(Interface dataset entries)
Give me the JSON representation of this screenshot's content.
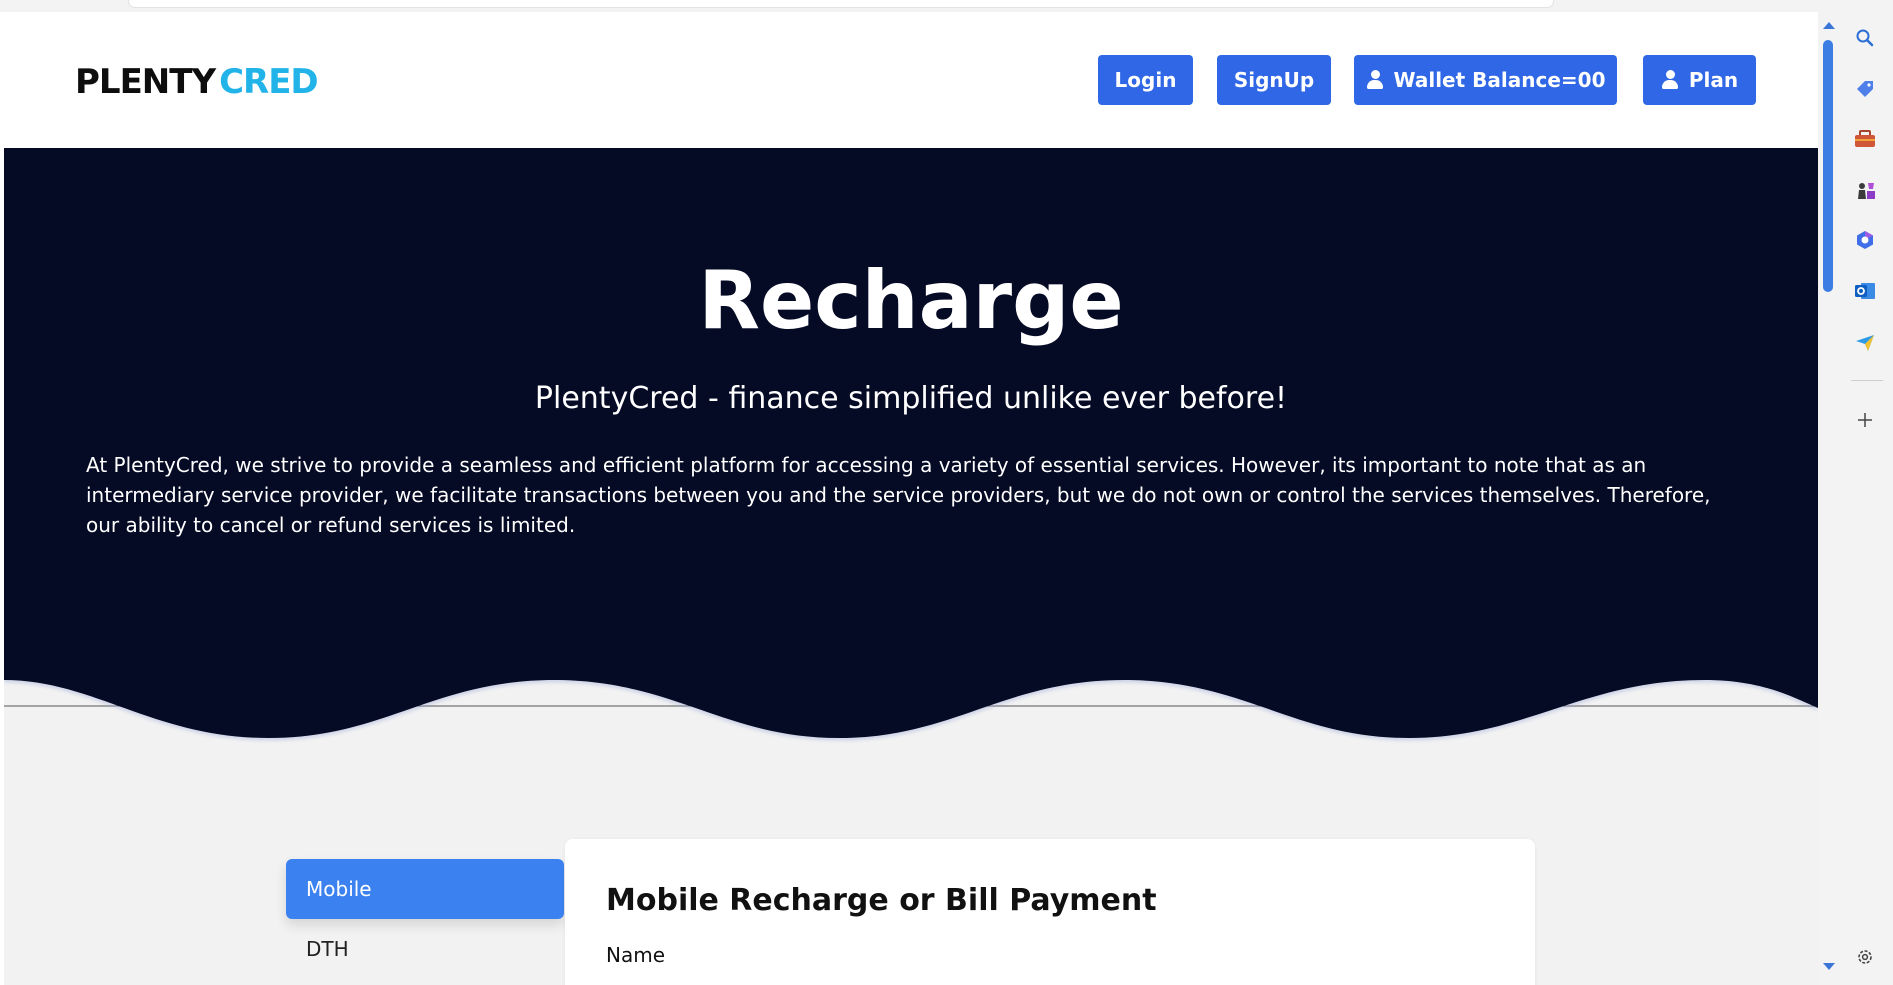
{
  "brand": {
    "logo_part1": "PLENTY",
    "logo_part2": "CRED"
  },
  "nav": {
    "login": "Login",
    "signup": "SignUp",
    "wallet": "Wallet Balance=00",
    "plan": "Plan"
  },
  "hero": {
    "title": "Recharge",
    "subtitle": "PlentyCred - finance simplified unlike ever before!",
    "description": "At PlentyCred, we strive to provide a seamless and efficient platform for accessing a variety of essential services. However, its important to note that as an intermediary service provider, we facilitate transactions between you and the service providers, but we do not own or control the services themselves. Therefore, our ability to cancel or refund services is limited."
  },
  "services": {
    "tabs": [
      {
        "label": "Mobile",
        "active": true
      },
      {
        "label": "DTH",
        "active": false
      }
    ]
  },
  "form": {
    "title": "Mobile Recharge or Bill Payment",
    "name_label": "Name"
  },
  "colors": {
    "primary_button": "#2f67e6",
    "hero_background": "#050a25",
    "active_tab": "#3b82f0",
    "logo_accent": "#22b4e8"
  },
  "edge_sidebar": {
    "icons": [
      "search-icon",
      "tag-icon",
      "briefcase-icon",
      "chess-icon",
      "copilot-icon",
      "outlook-icon",
      "send-icon",
      "add-icon",
      "settings-icon"
    ]
  }
}
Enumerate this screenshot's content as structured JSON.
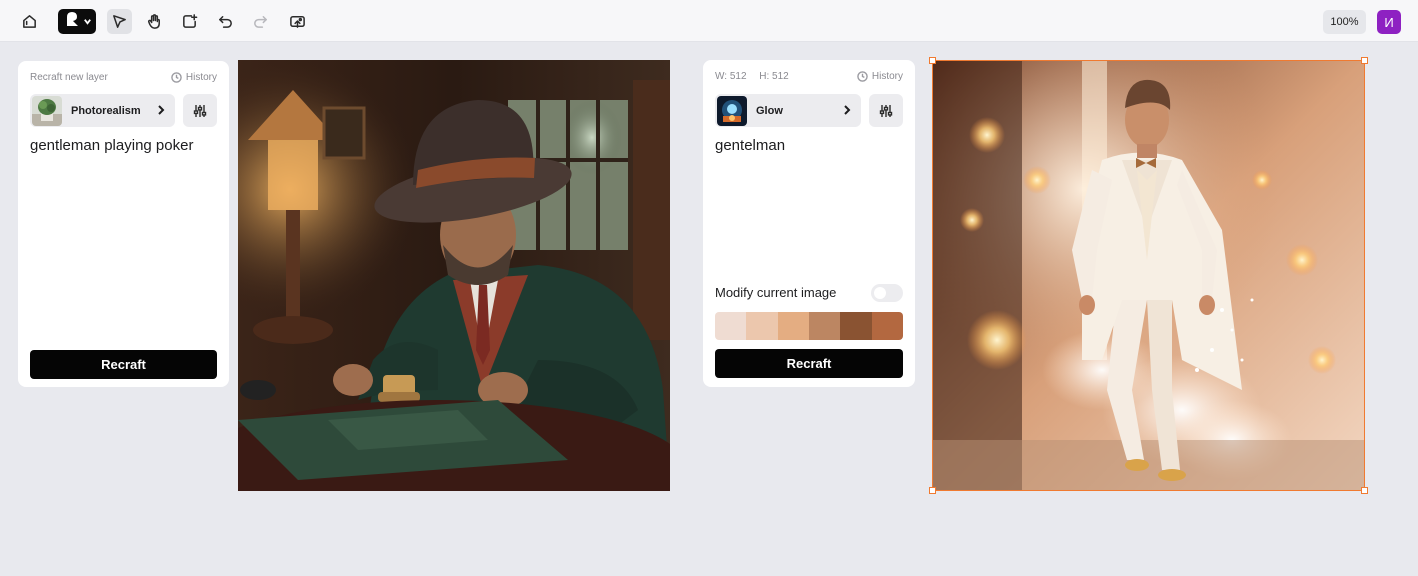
{
  "toolbar": {
    "icons": [
      "home-icon",
      "logo-icon",
      "chevron-down-icon",
      "select-cursor-icon",
      "hand-icon",
      "frame-add-icon",
      "undo-icon",
      "redo-icon",
      "export-icon"
    ],
    "zoom": "100%",
    "avatar_letter": "И",
    "avatar_color": "#8e21c2"
  },
  "panel_left": {
    "header": "Recraft new layer",
    "history_label": "History",
    "style_name": "Photorealism",
    "prompt": "gentleman playing poker",
    "button": "Recraft"
  },
  "panel_right": {
    "width_label": "W: 512",
    "height_label": "H: 512",
    "history_label": "History",
    "style_name": "Glow",
    "prompt": "gentelman",
    "modify_label": "Modify current image",
    "modify_enabled": false,
    "palette": [
      "#efdcd2",
      "#ecc7ad",
      "#e4ad82",
      "#bc8662",
      "#8a5332",
      "#b36840"
    ],
    "button": "Recraft"
  },
  "canvas": {
    "images": [
      "poker-gentleman-image",
      "glowing-gentleman-image"
    ],
    "selection_color": "#f07a30"
  }
}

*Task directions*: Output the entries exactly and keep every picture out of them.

*Written solution*:
Give me the JSON representation of this screenshot's content.
{
  "brand": {
    "logo_part1": "PLENTY",
    "logo_part2": "CRED"
  },
  "nav": {
    "login": "Login",
    "signup": "SignUp",
    "wallet": "Wallet Balance=00",
    "plan": "Plan"
  },
  "hero": {
    "title": "Recharge",
    "subtitle": "PlentyCred - finance simplified unlike ever before!",
    "description": "At PlentyCred, we strive to provide a seamless and efficient platform for accessing a variety of essential services. However, its important to note that as an intermediary service provider, we facilitate transactions between you and the service providers, but we do not own or control the services themselves. Therefore, our ability to cancel or refund services is limited."
  },
  "services": {
    "tabs": [
      {
        "label": "Mobile",
        "active": true
      },
      {
        "label": "DTH",
        "active": false
      }
    ]
  },
  "form": {
    "title": "Mobile Recharge or Bill Payment",
    "name_label": "Name"
  },
  "colors": {
    "primary_button": "#2f67e6",
    "hero_background": "#050a25",
    "active_tab": "#3b82f0",
    "logo_accent": "#22b4e8"
  },
  "edge_sidebar": {
    "icons": [
      "search-icon",
      "tag-icon",
      "briefcase-icon",
      "chess-icon",
      "copilot-icon",
      "outlook-icon",
      "send-icon",
      "add-icon",
      "settings-icon"
    ]
  }
}
Enumerate this screenshot's content as structured JSON.
{
  "toolbar": {
    "icons": [
      "home-icon",
      "logo-icon",
      "chevron-down-icon",
      "select-cursor-icon",
      "hand-icon",
      "frame-add-icon",
      "undo-icon",
      "redo-icon",
      "export-icon"
    ],
    "zoom": "100%",
    "avatar_letter": "И",
    "avatar_color": "#8e21c2"
  },
  "panel_left": {
    "header": "Recraft new layer",
    "history_label": "History",
    "style_name": "Photorealism",
    "prompt": "gentleman playing poker",
    "button": "Recraft"
  },
  "panel_right": {
    "width_label": "W: 512",
    "height_label": "H: 512",
    "history_label": "History",
    "style_name": "Glow",
    "prompt": "gentelman",
    "modify_label": "Modify current image",
    "modify_enabled": false,
    "palette": [
      "#efdcd2",
      "#ecc7ad",
      "#e4ad82",
      "#bc8662",
      "#8a5332",
      "#b36840"
    ],
    "button": "Recraft"
  },
  "canvas": {
    "images": [
      "poker-gentleman-image",
      "glowing-gentleman-image"
    ],
    "selection_color": "#f07a30"
  }
}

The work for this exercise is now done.